• Exercise instructions: Every line of the material is to be returned verbatim. Pictures stay out.

• Extracted entries:

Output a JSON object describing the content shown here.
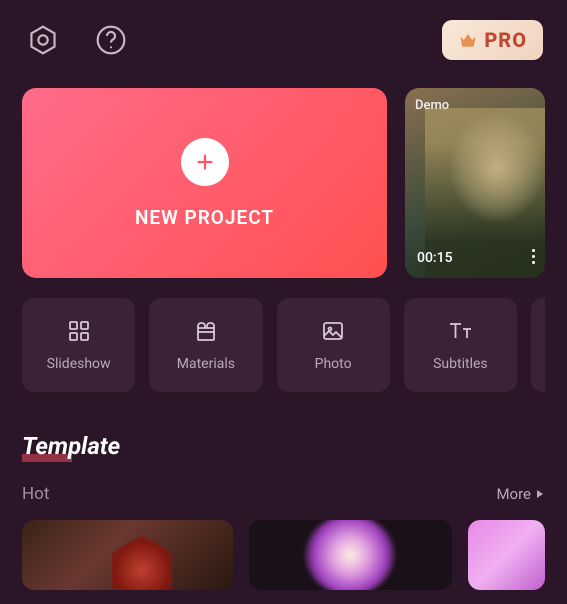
{
  "topBar": {
    "proLabel": "PRO"
  },
  "newProject": {
    "label": "NEW PROJECT"
  },
  "demo": {
    "tag": "Demo",
    "duration": "00:15"
  },
  "tiles": [
    {
      "label": "Slideshow"
    },
    {
      "label": "Materials"
    },
    {
      "label": "Photo"
    },
    {
      "label": "Subtitles"
    }
  ],
  "templates": {
    "heading": "Template",
    "categoryLabel": "Hot",
    "moreLabel": "More"
  }
}
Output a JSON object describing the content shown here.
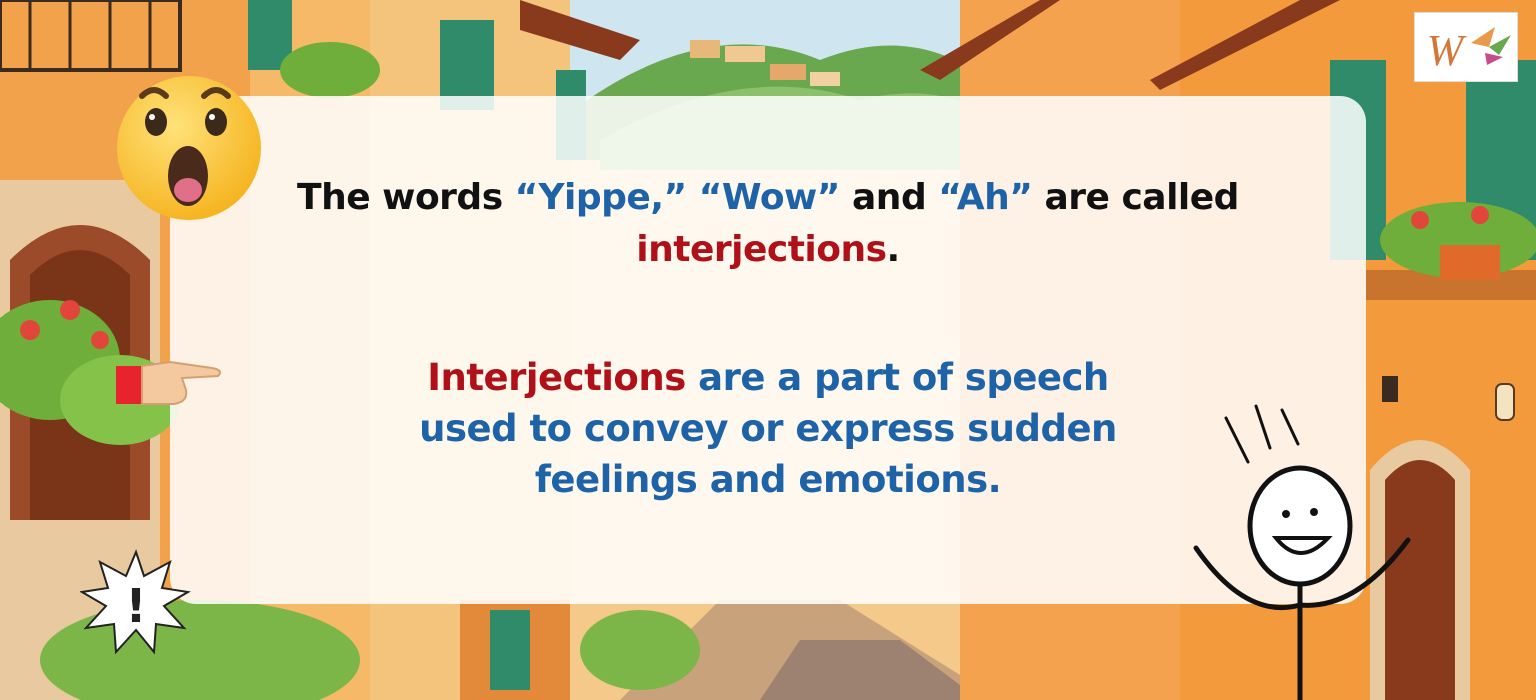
{
  "slide": {
    "line1_prefix": "The words ",
    "word1": "“Yippe,”",
    "word2": "“Wow”",
    "line1_and": " and ",
    "word3": "“Ah”",
    "line1_suffix": " are called",
    "term": "interjections",
    "period": ".",
    "def_term": "Interjections",
    "def_rest_1": " are a part of speech",
    "def_line2": "used to convey or express sudden",
    "def_line3": "feelings and emotions."
  },
  "logo": {
    "letter": "W"
  },
  "exclaim": {
    "glyph": "!"
  },
  "colors": {
    "blue": "#1e63a8",
    "red": "#b01018",
    "text": "#111111"
  }
}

• Final answer:
Output a JSON object describing the content shown here.
{
  "topBar": {
    "proLabel": "PRO"
  },
  "newProject": {
    "label": "NEW PROJECT"
  },
  "demo": {
    "tag": "Demo",
    "duration": "00:15"
  },
  "tiles": [
    {
      "label": "Slideshow"
    },
    {
      "label": "Materials"
    },
    {
      "label": "Photo"
    },
    {
      "label": "Subtitles"
    }
  ],
  "templates": {
    "heading": "Template",
    "categoryLabel": "Hot",
    "moreLabel": "More"
  }
}
Output a JSON object describing the content shown here.
{
  "slide": {
    "line1_prefix": "The words ",
    "word1": "“Yippe,”",
    "word2": "“Wow”",
    "line1_and": " and ",
    "word3": "“Ah”",
    "line1_suffix": " are called",
    "term": "interjections",
    "period": ".",
    "def_term": "Interjections",
    "def_rest_1": " are a part of speech",
    "def_line2": "used to convey or express sudden",
    "def_line3": "feelings and emotions."
  },
  "logo": {
    "letter": "W"
  },
  "exclaim": {
    "glyph": "!"
  },
  "colors": {
    "blue": "#1e63a8",
    "red": "#b01018",
    "text": "#111111"
  }
}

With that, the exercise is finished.